» Exercise:
Within the entries below, every line containing "Pagamento" is to be copied.

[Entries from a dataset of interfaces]
%%

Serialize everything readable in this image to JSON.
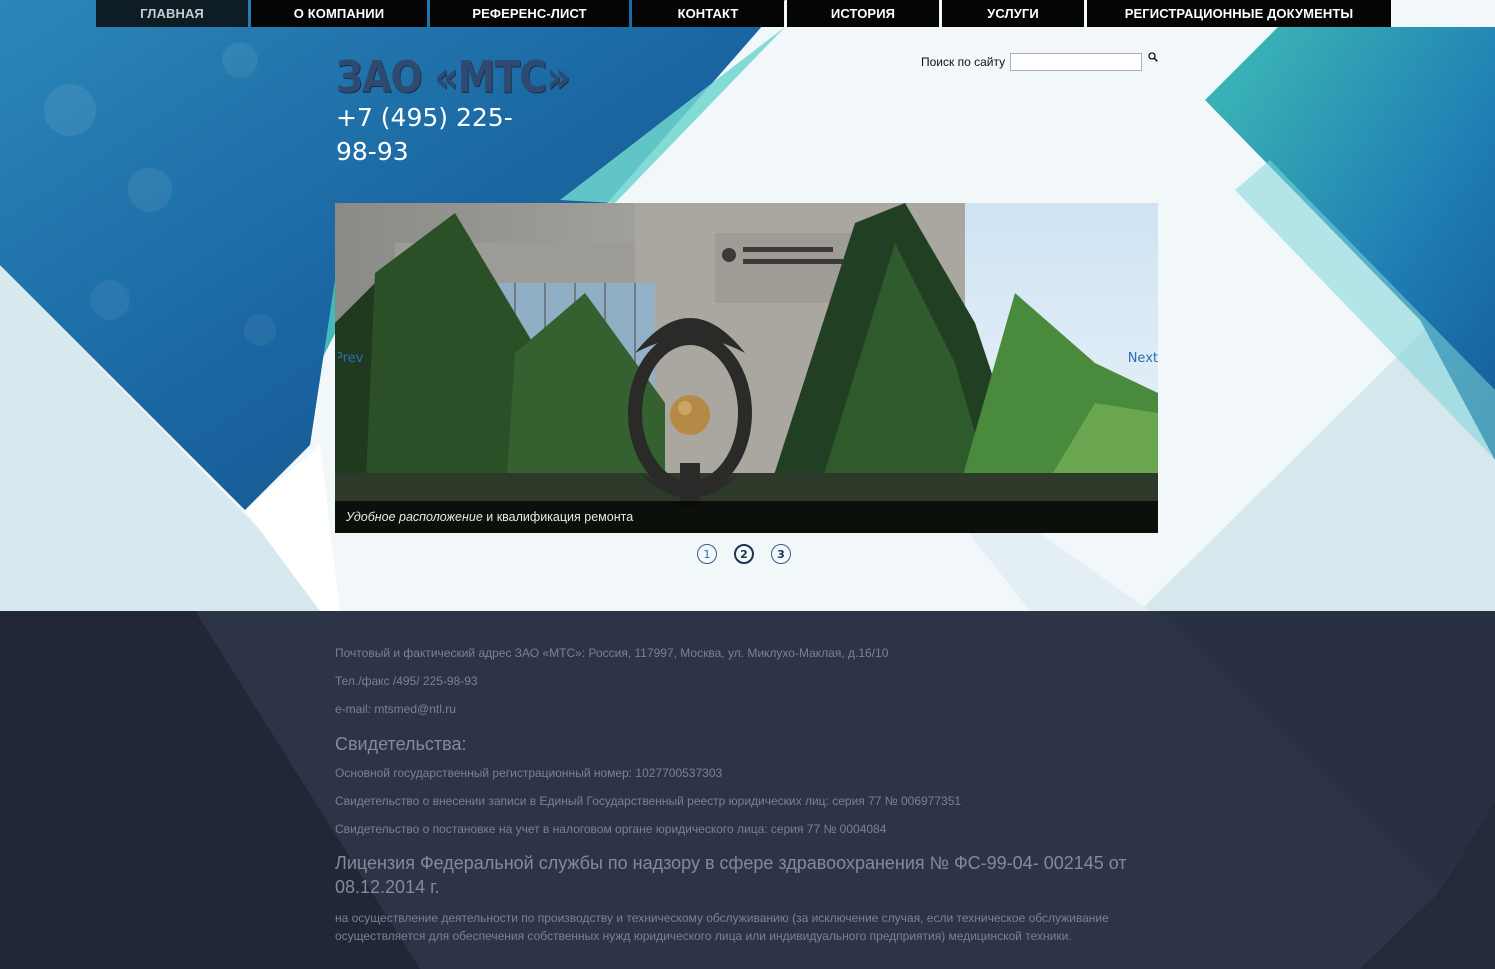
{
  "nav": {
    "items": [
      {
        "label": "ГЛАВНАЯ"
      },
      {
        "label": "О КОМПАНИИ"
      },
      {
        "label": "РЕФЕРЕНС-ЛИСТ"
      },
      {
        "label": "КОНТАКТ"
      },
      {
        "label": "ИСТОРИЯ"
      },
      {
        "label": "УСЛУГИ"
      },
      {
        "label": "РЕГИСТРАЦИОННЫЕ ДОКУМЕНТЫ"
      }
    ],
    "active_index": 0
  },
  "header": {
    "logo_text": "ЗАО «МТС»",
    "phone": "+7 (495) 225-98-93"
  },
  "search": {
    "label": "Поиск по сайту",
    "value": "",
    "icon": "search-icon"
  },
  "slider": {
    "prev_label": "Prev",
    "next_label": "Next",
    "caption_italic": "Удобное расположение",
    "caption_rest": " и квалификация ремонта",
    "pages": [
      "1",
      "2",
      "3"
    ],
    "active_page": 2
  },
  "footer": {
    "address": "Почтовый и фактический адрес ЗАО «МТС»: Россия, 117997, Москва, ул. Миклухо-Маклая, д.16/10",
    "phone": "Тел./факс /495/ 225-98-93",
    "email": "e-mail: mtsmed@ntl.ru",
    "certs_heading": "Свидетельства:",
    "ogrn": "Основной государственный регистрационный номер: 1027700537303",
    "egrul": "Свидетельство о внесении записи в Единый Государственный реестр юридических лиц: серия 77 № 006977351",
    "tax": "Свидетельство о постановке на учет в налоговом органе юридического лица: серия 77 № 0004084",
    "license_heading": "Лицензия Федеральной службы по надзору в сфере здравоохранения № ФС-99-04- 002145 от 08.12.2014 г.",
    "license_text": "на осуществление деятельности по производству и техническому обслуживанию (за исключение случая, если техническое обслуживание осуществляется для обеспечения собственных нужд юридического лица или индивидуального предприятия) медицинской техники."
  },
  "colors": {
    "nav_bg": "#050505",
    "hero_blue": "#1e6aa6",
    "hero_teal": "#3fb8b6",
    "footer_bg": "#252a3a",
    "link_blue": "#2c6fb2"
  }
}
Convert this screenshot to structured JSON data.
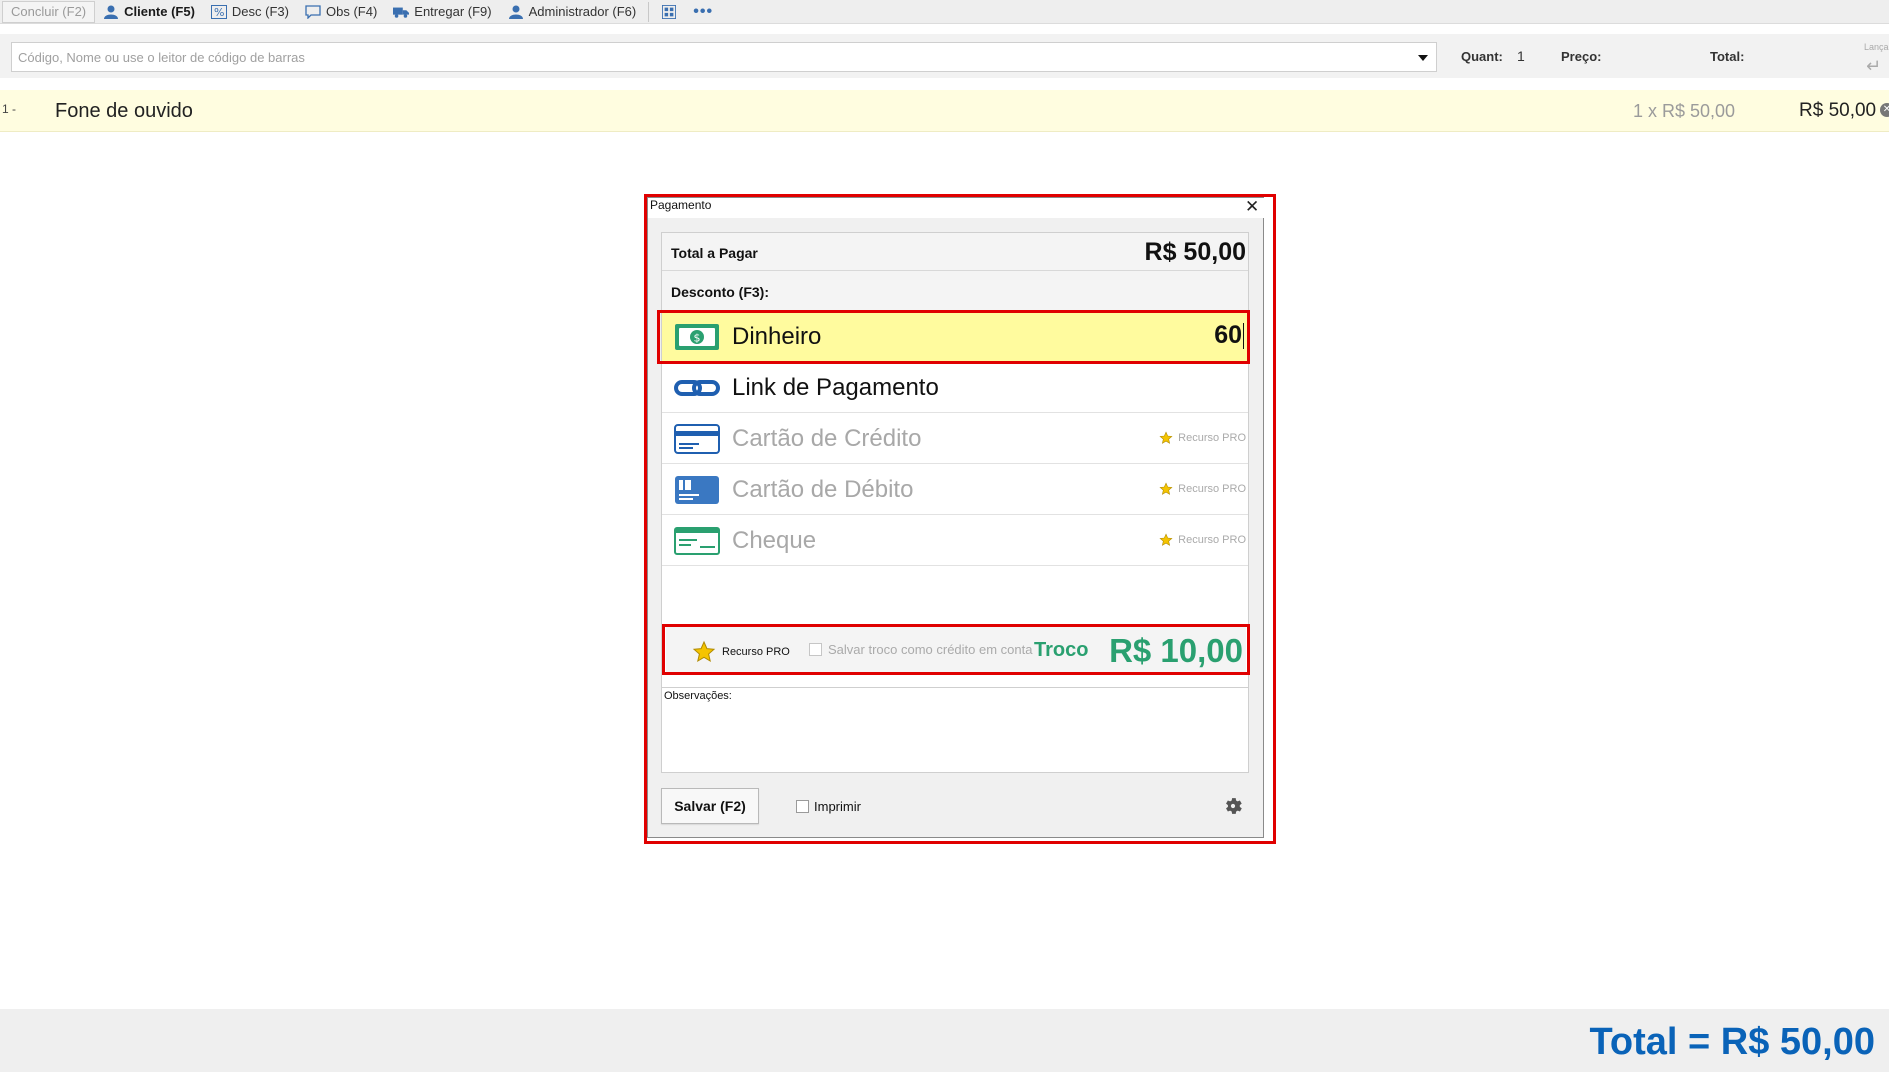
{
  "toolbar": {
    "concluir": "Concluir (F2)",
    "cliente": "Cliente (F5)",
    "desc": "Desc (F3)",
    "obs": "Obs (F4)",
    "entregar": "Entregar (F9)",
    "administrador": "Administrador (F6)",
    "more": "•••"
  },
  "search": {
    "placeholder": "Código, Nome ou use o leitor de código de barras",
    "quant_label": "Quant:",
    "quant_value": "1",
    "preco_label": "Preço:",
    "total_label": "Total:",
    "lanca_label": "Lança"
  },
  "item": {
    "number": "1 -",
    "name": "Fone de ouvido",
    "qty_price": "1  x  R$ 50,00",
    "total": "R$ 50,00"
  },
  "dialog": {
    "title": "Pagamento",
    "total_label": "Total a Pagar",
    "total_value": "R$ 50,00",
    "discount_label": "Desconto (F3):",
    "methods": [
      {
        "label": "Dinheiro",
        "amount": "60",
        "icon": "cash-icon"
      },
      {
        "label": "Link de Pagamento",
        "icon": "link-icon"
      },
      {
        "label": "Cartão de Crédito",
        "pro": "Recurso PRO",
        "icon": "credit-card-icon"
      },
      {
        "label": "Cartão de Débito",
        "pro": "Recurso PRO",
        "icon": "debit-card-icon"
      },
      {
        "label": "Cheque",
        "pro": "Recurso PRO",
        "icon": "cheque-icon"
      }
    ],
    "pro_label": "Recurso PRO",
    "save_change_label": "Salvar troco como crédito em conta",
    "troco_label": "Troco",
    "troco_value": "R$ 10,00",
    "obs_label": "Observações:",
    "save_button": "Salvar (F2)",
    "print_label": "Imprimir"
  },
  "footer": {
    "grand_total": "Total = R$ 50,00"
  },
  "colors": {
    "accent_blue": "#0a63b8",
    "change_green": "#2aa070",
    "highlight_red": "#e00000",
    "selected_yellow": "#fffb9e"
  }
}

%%

» Expected answer:
    "title": "Pagamento",
        "label": "Link de Pagamento",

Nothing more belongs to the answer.